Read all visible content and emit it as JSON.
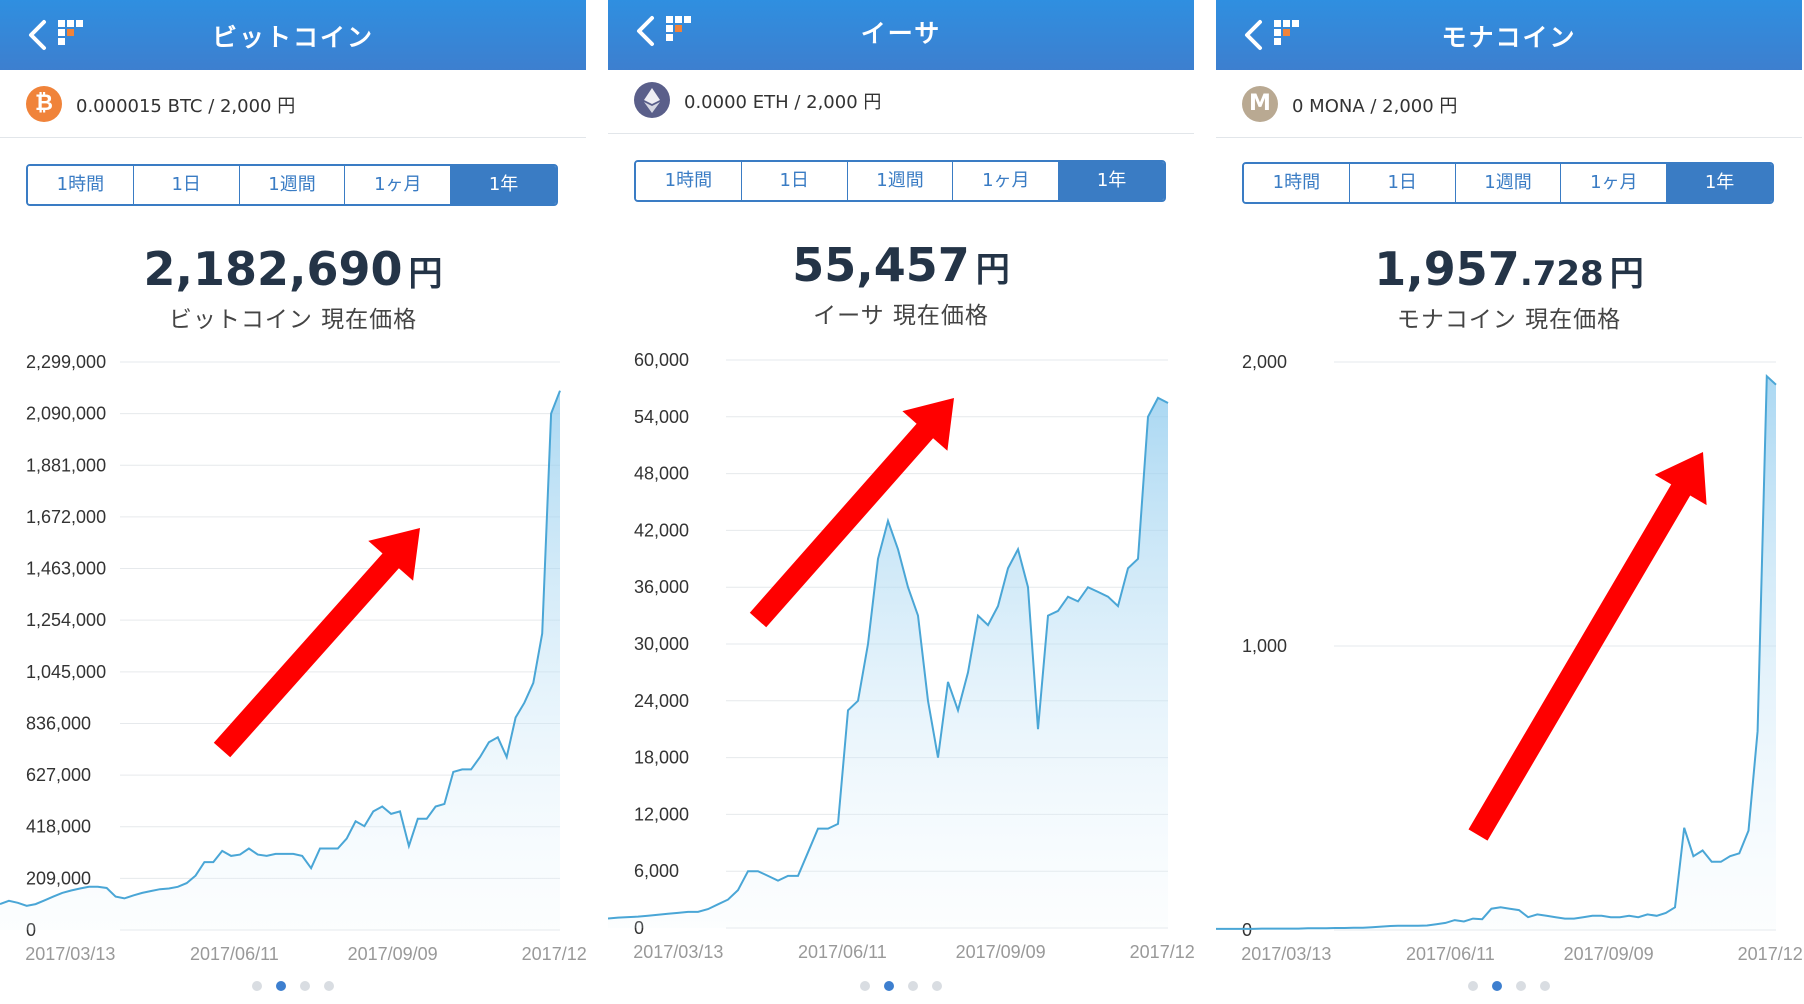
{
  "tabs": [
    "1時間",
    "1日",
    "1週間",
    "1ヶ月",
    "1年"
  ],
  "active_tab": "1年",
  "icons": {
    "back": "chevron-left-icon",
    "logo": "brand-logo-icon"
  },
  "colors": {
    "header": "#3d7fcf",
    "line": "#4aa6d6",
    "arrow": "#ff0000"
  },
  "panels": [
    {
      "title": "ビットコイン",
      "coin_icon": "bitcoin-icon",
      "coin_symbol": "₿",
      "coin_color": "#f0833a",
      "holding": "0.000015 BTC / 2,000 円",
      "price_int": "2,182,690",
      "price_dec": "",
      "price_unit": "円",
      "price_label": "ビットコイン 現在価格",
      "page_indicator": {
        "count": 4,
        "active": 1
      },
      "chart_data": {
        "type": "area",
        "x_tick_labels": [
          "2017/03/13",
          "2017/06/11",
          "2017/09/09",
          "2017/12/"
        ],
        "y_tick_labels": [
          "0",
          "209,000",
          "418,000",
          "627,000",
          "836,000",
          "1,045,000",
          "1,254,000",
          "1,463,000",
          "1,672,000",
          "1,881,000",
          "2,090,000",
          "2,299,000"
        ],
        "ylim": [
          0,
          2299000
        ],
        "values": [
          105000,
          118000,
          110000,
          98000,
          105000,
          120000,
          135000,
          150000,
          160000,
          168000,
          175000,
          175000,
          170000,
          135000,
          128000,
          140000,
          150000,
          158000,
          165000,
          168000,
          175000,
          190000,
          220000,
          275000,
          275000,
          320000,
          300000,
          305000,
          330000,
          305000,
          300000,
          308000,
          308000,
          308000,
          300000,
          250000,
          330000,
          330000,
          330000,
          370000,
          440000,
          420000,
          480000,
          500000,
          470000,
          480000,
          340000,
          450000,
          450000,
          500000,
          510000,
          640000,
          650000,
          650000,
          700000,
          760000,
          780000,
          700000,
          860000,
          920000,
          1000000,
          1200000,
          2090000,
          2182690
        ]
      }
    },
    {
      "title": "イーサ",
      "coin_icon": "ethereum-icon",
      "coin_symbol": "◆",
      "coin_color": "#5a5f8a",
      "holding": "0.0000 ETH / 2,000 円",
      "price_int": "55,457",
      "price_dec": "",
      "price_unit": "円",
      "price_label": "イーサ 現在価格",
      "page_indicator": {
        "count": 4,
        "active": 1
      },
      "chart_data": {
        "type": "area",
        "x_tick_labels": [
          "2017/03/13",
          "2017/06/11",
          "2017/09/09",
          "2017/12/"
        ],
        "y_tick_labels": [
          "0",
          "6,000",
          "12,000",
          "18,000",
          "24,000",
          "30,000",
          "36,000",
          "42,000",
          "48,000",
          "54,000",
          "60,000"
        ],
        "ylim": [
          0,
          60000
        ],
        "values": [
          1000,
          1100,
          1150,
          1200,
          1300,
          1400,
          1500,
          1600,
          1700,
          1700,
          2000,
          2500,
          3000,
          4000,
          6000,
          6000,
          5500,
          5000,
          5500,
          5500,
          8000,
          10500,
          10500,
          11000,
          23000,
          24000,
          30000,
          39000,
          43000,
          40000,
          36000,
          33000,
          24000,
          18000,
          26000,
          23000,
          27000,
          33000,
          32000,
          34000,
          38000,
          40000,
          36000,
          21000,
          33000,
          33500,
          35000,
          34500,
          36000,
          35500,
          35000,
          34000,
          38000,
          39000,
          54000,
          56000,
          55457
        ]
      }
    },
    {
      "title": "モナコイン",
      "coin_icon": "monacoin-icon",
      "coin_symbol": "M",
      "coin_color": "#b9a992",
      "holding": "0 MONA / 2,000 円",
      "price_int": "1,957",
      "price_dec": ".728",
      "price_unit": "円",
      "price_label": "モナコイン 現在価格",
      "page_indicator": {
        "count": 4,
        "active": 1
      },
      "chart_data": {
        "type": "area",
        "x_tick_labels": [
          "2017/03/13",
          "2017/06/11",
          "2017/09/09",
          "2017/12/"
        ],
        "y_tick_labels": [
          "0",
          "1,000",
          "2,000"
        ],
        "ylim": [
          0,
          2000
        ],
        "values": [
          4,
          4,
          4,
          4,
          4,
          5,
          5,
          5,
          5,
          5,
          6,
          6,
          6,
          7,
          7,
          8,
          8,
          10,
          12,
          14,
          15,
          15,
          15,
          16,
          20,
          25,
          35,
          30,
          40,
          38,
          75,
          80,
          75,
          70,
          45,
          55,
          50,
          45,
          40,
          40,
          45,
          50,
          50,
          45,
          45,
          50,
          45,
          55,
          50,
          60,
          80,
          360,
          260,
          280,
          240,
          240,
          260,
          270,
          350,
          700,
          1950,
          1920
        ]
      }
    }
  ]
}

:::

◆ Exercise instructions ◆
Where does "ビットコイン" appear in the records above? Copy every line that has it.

◆ Task result ◆
      "title": "ビットコイン",
      "price_label": "ビットコイン 現在価格",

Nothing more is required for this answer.